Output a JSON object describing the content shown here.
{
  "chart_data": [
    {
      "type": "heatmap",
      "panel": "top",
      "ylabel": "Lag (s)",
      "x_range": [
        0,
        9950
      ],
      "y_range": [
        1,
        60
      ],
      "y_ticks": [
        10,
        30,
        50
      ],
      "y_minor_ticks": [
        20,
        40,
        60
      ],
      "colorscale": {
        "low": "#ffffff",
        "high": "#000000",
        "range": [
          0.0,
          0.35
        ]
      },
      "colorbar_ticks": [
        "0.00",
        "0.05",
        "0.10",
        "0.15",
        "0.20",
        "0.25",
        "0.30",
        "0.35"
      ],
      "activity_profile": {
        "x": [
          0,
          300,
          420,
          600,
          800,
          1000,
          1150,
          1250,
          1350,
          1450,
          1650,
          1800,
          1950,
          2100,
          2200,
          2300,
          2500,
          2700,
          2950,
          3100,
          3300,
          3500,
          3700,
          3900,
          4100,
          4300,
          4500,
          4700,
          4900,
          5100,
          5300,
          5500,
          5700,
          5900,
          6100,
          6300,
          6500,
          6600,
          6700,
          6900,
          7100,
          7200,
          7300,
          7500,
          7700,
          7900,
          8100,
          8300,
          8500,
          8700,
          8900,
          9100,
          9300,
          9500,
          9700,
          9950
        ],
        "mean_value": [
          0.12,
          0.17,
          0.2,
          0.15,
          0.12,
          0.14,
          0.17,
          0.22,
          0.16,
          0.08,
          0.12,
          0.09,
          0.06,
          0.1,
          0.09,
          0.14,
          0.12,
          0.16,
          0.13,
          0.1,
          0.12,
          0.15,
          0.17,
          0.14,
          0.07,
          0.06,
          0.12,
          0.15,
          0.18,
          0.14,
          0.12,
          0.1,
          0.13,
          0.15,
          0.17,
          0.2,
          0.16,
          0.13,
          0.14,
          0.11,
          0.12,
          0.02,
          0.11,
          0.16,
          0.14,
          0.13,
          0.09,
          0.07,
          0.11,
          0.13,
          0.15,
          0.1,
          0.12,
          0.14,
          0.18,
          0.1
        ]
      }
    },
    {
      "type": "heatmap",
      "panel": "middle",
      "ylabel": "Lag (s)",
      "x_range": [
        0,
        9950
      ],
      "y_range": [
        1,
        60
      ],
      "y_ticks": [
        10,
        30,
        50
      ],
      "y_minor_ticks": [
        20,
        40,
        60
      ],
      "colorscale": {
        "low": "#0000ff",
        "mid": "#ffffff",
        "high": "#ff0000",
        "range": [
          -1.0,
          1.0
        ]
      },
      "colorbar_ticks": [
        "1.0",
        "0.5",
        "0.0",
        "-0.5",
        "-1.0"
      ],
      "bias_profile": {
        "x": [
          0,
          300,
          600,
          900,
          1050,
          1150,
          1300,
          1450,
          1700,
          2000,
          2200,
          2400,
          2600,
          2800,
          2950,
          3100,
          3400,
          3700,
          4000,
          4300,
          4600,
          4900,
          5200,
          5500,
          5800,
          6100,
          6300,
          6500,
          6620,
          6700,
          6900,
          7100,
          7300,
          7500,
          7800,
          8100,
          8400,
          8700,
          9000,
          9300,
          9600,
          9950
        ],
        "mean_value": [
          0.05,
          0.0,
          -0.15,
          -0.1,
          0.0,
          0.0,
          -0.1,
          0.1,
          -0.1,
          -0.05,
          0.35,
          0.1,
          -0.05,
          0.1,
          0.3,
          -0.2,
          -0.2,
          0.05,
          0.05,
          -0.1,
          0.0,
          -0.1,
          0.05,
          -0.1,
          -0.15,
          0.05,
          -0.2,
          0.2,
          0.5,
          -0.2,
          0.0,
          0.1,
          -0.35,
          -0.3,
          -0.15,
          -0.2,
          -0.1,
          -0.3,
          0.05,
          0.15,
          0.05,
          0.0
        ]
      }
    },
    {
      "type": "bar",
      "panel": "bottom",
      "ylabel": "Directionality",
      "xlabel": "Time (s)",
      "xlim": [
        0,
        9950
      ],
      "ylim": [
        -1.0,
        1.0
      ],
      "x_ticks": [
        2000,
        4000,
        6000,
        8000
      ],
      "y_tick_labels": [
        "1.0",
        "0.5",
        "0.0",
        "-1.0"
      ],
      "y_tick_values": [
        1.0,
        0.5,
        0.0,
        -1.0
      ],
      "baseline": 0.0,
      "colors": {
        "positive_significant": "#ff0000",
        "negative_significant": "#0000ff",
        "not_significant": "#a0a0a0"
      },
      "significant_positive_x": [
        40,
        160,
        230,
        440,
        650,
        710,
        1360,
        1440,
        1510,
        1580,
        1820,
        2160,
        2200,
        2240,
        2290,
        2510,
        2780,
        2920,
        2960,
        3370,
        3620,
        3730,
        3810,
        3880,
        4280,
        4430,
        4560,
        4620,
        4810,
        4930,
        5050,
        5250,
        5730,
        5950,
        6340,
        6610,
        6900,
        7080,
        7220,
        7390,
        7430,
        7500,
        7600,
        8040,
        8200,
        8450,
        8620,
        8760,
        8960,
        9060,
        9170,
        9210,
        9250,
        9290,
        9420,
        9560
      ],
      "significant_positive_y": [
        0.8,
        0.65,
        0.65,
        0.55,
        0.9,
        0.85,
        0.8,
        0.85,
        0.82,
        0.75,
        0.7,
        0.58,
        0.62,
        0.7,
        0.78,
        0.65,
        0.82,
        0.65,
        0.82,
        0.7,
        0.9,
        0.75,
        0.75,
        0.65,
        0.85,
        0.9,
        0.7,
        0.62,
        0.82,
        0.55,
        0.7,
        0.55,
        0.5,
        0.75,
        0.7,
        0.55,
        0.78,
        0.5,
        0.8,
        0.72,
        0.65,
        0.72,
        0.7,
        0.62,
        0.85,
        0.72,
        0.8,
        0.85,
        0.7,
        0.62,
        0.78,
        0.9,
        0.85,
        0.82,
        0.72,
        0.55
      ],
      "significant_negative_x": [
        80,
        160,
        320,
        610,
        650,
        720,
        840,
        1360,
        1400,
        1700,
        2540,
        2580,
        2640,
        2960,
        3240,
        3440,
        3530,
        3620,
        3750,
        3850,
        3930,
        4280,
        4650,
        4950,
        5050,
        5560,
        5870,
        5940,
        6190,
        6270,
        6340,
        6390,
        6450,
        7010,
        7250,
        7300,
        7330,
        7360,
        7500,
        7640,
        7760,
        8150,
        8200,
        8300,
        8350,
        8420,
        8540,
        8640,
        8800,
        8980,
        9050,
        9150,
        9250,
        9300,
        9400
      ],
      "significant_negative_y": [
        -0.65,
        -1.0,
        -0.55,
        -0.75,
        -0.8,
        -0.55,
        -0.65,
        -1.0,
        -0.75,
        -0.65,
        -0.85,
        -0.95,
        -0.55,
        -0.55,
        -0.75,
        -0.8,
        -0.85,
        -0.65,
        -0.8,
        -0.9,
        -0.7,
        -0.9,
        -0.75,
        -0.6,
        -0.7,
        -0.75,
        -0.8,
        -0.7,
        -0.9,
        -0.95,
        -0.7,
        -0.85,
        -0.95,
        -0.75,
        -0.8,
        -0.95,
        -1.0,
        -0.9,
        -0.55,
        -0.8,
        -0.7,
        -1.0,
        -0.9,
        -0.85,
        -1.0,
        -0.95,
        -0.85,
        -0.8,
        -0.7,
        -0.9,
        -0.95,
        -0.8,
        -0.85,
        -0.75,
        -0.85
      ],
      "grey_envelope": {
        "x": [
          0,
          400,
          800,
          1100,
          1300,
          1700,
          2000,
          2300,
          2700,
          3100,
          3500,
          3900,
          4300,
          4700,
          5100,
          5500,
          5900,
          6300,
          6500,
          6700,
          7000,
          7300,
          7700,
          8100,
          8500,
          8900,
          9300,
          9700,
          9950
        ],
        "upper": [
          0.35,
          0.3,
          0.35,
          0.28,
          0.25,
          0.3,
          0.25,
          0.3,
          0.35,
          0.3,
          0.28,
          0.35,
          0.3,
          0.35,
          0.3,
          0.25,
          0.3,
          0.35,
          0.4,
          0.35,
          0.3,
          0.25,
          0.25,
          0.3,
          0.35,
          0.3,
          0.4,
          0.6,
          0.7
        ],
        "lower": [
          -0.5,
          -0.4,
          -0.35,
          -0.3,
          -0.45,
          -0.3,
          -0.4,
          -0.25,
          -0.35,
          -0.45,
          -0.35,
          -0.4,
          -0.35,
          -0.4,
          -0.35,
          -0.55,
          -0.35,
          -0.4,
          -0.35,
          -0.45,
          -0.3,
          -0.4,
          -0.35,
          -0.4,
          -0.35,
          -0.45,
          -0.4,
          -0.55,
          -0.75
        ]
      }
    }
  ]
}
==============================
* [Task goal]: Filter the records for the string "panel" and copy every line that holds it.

* [Your response]:
      "panel": "top",
      "panel": "middle",
      "panel": "bottom",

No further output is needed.